[Exercise materials]
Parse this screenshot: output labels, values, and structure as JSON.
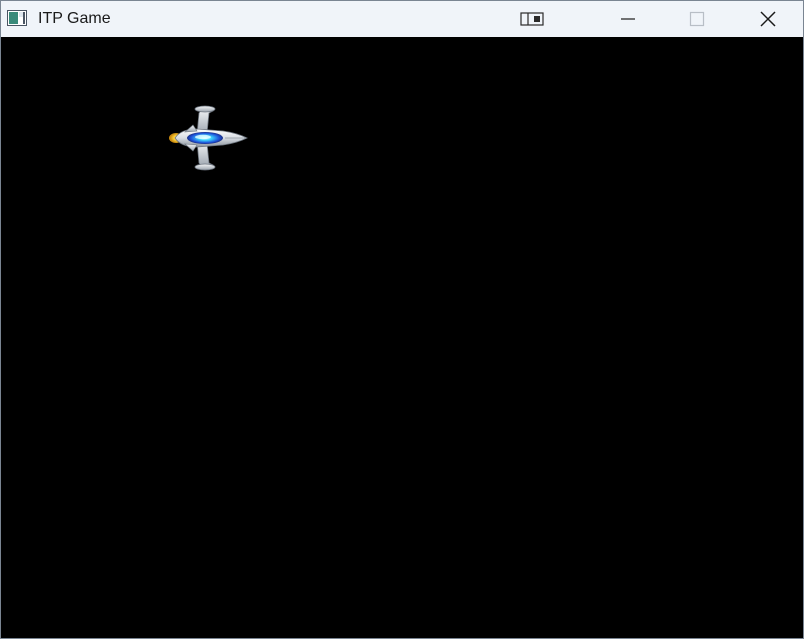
{
  "window": {
    "title": "ITP Game",
    "icon": "app-window-icon",
    "background_color": "#000000"
  },
  "titlebar": {
    "buttons": [
      "snap-layout",
      "minimize",
      "maximize",
      "close"
    ]
  },
  "game": {
    "player_ship": {
      "icon": "spaceship-icon",
      "facing": "right"
    }
  }
}
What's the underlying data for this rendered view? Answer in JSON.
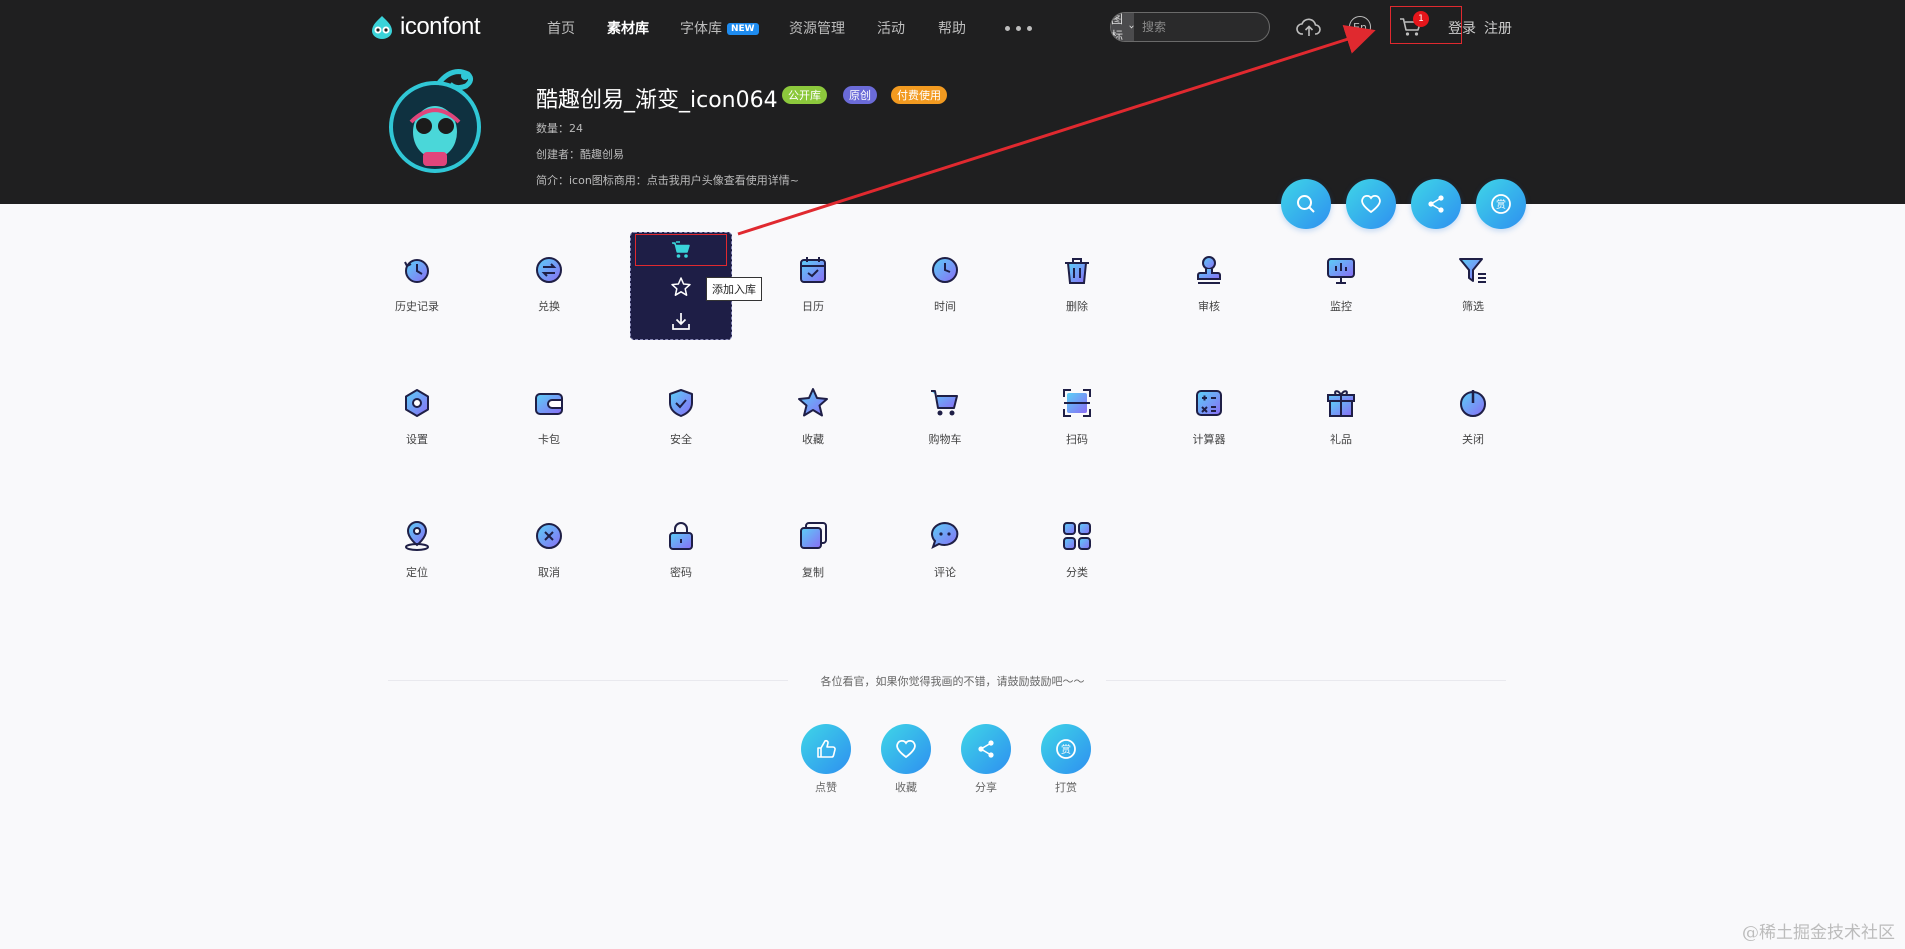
{
  "header": {
    "logo_text": "iconfont",
    "nav": [
      {
        "label": "首页",
        "active": false
      },
      {
        "label": "素材库",
        "active": true
      },
      {
        "label": "字体库",
        "badge": "NEW",
        "active": false
      },
      {
        "label": "资源管理",
        "active": false
      },
      {
        "label": "活动",
        "active": false
      },
      {
        "label": "帮助",
        "active": false
      }
    ],
    "search": {
      "type": "图标",
      "placeholder": "搜索"
    },
    "language": "En",
    "cart_count": "1",
    "login": "登录",
    "register": "注册"
  },
  "project": {
    "title": "酷趣创易_渐变_icon064",
    "tags": [
      {
        "label": "公开库",
        "color": "#8cc83c"
      },
      {
        "label": "原创",
        "color": "#6b6bd8"
      },
      {
        "label": "付费使用",
        "color": "#f29a20"
      }
    ],
    "count": "数量：24",
    "creator": "创建者：酷趣创易",
    "desc": "简介：icon图标商用：点击我用户头像查看使用详情~"
  },
  "icons": [
    {
      "label": "历史记录",
      "icon": "history-icon"
    },
    {
      "label": "兑换",
      "icon": "exchange-icon"
    },
    {
      "label": "",
      "icon": "hovered-icon"
    },
    {
      "label": "日历",
      "icon": "calendar-icon"
    },
    {
      "label": "时间",
      "icon": "clock-icon"
    },
    {
      "label": "删除",
      "icon": "trash-icon"
    },
    {
      "label": "审核",
      "icon": "stamp-icon"
    },
    {
      "label": "监控",
      "icon": "monitor-icon"
    },
    {
      "label": "筛选",
      "icon": "filter-icon"
    },
    {
      "label": "设置",
      "icon": "settings-icon"
    },
    {
      "label": "卡包",
      "icon": "wallet-icon"
    },
    {
      "label": "安全",
      "icon": "shield-icon"
    },
    {
      "label": "收藏",
      "icon": "star-icon"
    },
    {
      "label": "购物车",
      "icon": "cart-icon"
    },
    {
      "label": "扫码",
      "icon": "scan-icon"
    },
    {
      "label": "计算器",
      "icon": "calculator-icon"
    },
    {
      "label": "礼品",
      "icon": "gift-icon"
    },
    {
      "label": "关闭",
      "icon": "power-icon"
    },
    {
      "label": "定位",
      "icon": "location-icon"
    },
    {
      "label": "取消",
      "icon": "cancel-icon"
    },
    {
      "label": "密码",
      "icon": "lock-icon"
    },
    {
      "label": "复制",
      "icon": "copy-icon"
    },
    {
      "label": "评论",
      "icon": "comment-icon"
    },
    {
      "label": "分类",
      "icon": "category-icon"
    }
  ],
  "hover": {
    "tooltip": "添加入库"
  },
  "footer": {
    "encourage": "各位看官，如果你觉得我画的不错，请鼓励鼓励吧～～",
    "actions": [
      {
        "label": "点赞",
        "icon": "thumbs-up-icon"
      },
      {
        "label": "收藏",
        "icon": "heart-icon"
      },
      {
        "label": "分享",
        "icon": "share-icon"
      },
      {
        "label": "打赏",
        "icon": "reward-icon"
      }
    ]
  },
  "watermark": "@稀土掘金技术社区",
  "colors": {
    "accent": "#2e8ff0",
    "icon_fill": "#7b7cf6",
    "icon_stroke": "#1f1f46",
    "highlight": "#e0292f"
  }
}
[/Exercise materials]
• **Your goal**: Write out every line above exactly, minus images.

• **Written answer**:
Parse this screenshot: output labels, values, and structure as JSON.
{
  "window": {
    "title": "ITP Game",
    "icon": "app-window-icon",
    "background_color": "#000000"
  },
  "titlebar": {
    "buttons": [
      "snap-layout",
      "minimize",
      "maximize",
      "close"
    ]
  },
  "game": {
    "player_ship": {
      "icon": "spaceship-icon",
      "facing": "right"
    }
  }
}
What's the underlying data for this rendered view? Answer in JSON.
{
  "header": {
    "logo_text": "iconfont",
    "nav": [
      {
        "label": "首页",
        "active": false
      },
      {
        "label": "素材库",
        "active": true
      },
      {
        "label": "字体库",
        "badge": "NEW",
        "active": false
      },
      {
        "label": "资源管理",
        "active": false
      },
      {
        "label": "活动",
        "active": false
      },
      {
        "label": "帮助",
        "active": false
      }
    ],
    "search": {
      "type": "图标",
      "placeholder": "搜索"
    },
    "language": "En",
    "cart_count": "1",
    "login": "登录",
    "register": "注册"
  },
  "project": {
    "title": "酷趣创易_渐变_icon064",
    "tags": [
      {
        "label": "公开库",
        "color": "#8cc83c"
      },
      {
        "label": "原创",
        "color": "#6b6bd8"
      },
      {
        "label": "付费使用",
        "color": "#f29a20"
      }
    ],
    "count": "数量：24",
    "creator": "创建者：酷趣创易",
    "desc": "简介：icon图标商用：点击我用户头像查看使用详情~"
  },
  "icons": [
    {
      "label": "历史记录",
      "icon": "history-icon"
    },
    {
      "label": "兑换",
      "icon": "exchange-icon"
    },
    {
      "label": "",
      "icon": "hovered-icon"
    },
    {
      "label": "日历",
      "icon": "calendar-icon"
    },
    {
      "label": "时间",
      "icon": "clock-icon"
    },
    {
      "label": "删除",
      "icon": "trash-icon"
    },
    {
      "label": "审核",
      "icon": "stamp-icon"
    },
    {
      "label": "监控",
      "icon": "monitor-icon"
    },
    {
      "label": "筛选",
      "icon": "filter-icon"
    },
    {
      "label": "设置",
      "icon": "settings-icon"
    },
    {
      "label": "卡包",
      "icon": "wallet-icon"
    },
    {
      "label": "安全",
      "icon": "shield-icon"
    },
    {
      "label": "收藏",
      "icon": "star-icon"
    },
    {
      "label": "购物车",
      "icon": "cart-icon"
    },
    {
      "label": "扫码",
      "icon": "scan-icon"
    },
    {
      "label": "计算器",
      "icon": "calculator-icon"
    },
    {
      "label": "礼品",
      "icon": "gift-icon"
    },
    {
      "label": "关闭",
      "icon": "power-icon"
    },
    {
      "label": "定位",
      "icon": "location-icon"
    },
    {
      "label": "取消",
      "icon": "cancel-icon"
    },
    {
      "label": "密码",
      "icon": "lock-icon"
    },
    {
      "label": "复制",
      "icon": "copy-icon"
    },
    {
      "label": "评论",
      "icon": "comment-icon"
    },
    {
      "label": "分类",
      "icon": "category-icon"
    }
  ],
  "hover": {
    "tooltip": "添加入库"
  },
  "footer": {
    "encourage": "各位看官，如果你觉得我画的不错，请鼓励鼓励吧～～",
    "actions": [
      {
        "label": "点赞",
        "icon": "thumbs-up-icon"
      },
      {
        "label": "收藏",
        "icon": "heart-icon"
      },
      {
        "label": "分享",
        "icon": "share-icon"
      },
      {
        "label": "打赏",
        "icon": "reward-icon"
      }
    ]
  },
  "watermark": "@稀土掘金技术社区",
  "colors": {
    "accent": "#2e8ff0",
    "icon_fill": "#7b7cf6",
    "icon_stroke": "#1f1f46",
    "highlight": "#e0292f"
  }
}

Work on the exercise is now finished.